By Runa Lemminn
The line between free speech and hate speech is very thin, and not everyone has the same rights. These facts were just some of what was discussed at the Free Speech on Campus event, held on Nov. 8 at CSU, Bakersfield.
Throughout the evening, panelists dispelled some commonly held beliefs about what free speech is, and who is protected by the first amendment.
Panelists were all professors at CSUB, and included Drs. Jeanine Kraybill, Ivy Cargile, and Michael Burroughs.
The Dezember room was filled to capacity, with over 150 people in attendance. The audience had a large student base, but faculty, administration, and members of the general public were also in attendance.
Although some students went for the extra credit their professors had offered, some were very interested in the topic and had questions for the panel during the last half of the discussion.
Claudia Herrera, a junior psychology major, said she was curious to hear from the panel.
“I’m here for extra credit for my class, but also just to see what they have to say,” said Herrera.
Kraybill was the first to speak, and began by saying not everyone has the same rights. For example, speech rights can depend on being employed by the government.
“Free speech only restrains the government. The private sector is a completely different beast when it comes to freedom of speech and the protection that you have in the public forum,” said Kraybill.
While free speech and hate speech are protected by the First Amendment, fighting words are not.
“Fighting words, which are lewd, obscene, profane, slanderous, and insulting, are, in fact, not protected,” said Cargile.
None of the professors on the panel advocated censorship of speech, despite how difficult it might be to hear.
Cargile said college students need to be prepared to go out into the real world, where there will be no choice about encountering many different opinions.
“Part of the college experience is in fact to be challenged, it is in fact to feel uncomfortable about what we’ve been taught and about what we believe,” said Cargile.
The second half of the event was opened up to comments and questions from the audience.

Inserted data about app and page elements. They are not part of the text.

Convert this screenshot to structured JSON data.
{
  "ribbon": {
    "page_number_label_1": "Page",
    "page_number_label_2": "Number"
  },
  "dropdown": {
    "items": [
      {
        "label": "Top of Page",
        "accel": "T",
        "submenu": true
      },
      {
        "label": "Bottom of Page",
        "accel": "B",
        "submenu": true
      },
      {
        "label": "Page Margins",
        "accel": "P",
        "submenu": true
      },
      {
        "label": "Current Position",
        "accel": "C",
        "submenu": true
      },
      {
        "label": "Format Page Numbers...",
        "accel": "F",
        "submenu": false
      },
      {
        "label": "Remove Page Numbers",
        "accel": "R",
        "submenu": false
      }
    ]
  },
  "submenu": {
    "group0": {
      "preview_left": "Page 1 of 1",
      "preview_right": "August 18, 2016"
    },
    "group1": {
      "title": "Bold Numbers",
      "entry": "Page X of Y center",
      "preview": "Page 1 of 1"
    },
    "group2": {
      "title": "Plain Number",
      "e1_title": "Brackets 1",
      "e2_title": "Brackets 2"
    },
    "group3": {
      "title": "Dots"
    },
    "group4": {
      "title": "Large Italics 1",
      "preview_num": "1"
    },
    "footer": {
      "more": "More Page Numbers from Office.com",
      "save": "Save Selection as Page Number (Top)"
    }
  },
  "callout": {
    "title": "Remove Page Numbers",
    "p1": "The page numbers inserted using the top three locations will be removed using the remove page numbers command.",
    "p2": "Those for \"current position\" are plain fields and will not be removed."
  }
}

One person said they felt it was important to ask: “what our purpose is,” when inviting a speaker to campus.
Another audience member mentioned the intimidation factor of having too much security seen at an event, which in turn might discourage an open dialog at the event.
All panelists said they wanted the discussions about free speech on campus to continue.
“We don’t want this to be an isolated conversation,” said Burroughs.